Items from an interface collection:

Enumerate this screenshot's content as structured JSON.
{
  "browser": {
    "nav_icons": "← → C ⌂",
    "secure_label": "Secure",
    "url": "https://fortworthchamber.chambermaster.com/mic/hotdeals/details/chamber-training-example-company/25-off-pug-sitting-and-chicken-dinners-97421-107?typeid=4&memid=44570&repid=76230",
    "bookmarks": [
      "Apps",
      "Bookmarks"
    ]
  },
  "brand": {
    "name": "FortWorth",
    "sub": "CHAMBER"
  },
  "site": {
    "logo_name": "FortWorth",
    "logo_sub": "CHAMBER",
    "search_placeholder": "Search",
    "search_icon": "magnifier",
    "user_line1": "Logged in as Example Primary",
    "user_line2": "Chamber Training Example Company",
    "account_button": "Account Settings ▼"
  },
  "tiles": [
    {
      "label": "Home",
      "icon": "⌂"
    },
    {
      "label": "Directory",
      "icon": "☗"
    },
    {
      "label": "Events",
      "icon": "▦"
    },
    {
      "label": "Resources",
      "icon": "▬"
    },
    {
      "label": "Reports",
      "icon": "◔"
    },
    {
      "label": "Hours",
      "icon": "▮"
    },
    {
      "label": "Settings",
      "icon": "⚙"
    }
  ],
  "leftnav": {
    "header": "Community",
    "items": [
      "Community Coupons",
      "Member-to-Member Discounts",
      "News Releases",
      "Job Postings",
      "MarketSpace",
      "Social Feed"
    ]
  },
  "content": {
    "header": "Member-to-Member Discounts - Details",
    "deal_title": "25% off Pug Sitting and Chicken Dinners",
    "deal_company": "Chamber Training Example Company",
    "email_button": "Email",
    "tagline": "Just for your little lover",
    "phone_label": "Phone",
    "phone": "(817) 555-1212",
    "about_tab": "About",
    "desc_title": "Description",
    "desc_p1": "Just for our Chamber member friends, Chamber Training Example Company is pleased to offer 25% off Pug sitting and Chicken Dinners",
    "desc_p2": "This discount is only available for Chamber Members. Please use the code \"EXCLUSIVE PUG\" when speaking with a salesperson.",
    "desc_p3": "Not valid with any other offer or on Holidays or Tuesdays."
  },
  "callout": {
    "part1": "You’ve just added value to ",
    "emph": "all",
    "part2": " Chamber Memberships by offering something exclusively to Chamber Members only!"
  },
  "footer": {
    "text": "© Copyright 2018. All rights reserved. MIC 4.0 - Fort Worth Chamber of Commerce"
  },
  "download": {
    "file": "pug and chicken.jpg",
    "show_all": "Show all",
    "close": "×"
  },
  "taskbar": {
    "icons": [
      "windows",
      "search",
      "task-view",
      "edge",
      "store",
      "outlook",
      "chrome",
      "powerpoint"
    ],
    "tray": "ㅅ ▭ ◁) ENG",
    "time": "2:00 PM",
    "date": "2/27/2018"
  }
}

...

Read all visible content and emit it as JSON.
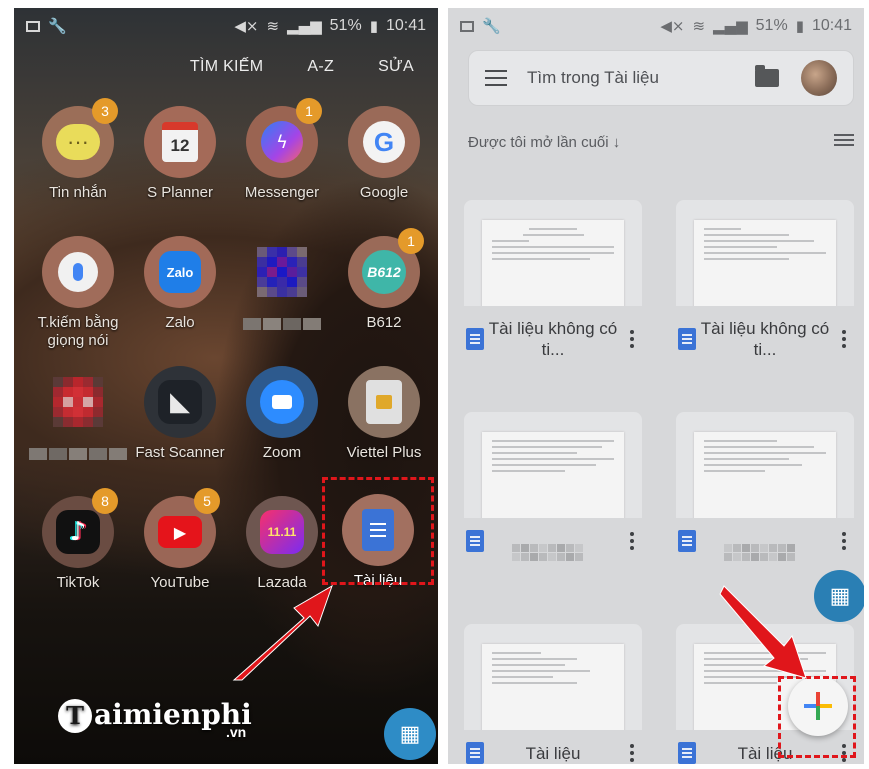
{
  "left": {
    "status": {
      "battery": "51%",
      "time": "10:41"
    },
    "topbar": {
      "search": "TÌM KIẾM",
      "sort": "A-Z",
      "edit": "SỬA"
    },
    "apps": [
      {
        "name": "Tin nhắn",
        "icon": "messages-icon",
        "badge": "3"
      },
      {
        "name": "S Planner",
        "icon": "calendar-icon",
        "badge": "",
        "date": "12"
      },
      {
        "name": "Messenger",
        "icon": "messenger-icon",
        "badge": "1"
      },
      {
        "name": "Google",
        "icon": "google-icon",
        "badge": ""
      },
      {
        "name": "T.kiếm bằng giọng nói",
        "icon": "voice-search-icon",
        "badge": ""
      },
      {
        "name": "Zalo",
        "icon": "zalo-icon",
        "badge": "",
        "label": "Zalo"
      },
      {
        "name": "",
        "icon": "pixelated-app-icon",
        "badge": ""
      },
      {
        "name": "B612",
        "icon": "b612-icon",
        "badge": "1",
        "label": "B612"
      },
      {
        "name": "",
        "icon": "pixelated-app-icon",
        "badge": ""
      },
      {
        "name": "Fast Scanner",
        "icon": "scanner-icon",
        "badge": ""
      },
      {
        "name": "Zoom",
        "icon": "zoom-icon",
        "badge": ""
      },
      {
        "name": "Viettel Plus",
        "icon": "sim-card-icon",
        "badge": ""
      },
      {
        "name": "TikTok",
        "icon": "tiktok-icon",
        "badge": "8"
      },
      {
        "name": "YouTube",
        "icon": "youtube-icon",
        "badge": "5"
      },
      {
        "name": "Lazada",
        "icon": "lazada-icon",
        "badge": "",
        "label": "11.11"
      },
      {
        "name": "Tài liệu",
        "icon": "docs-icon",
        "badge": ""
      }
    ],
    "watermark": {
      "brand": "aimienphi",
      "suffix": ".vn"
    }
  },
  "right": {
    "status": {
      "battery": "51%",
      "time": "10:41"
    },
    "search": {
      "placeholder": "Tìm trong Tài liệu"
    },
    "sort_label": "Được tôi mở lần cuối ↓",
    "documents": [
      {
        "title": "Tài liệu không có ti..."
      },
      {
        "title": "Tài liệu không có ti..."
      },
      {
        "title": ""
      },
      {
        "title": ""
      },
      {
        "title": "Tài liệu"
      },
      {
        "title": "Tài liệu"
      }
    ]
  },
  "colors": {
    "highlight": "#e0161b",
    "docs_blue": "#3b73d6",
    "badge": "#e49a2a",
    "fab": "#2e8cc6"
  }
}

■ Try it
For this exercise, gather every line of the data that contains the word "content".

■ Reply
Enumerate this screenshot's content as structured JSON.
  "content": {
Read all visible content and emit it as JSON.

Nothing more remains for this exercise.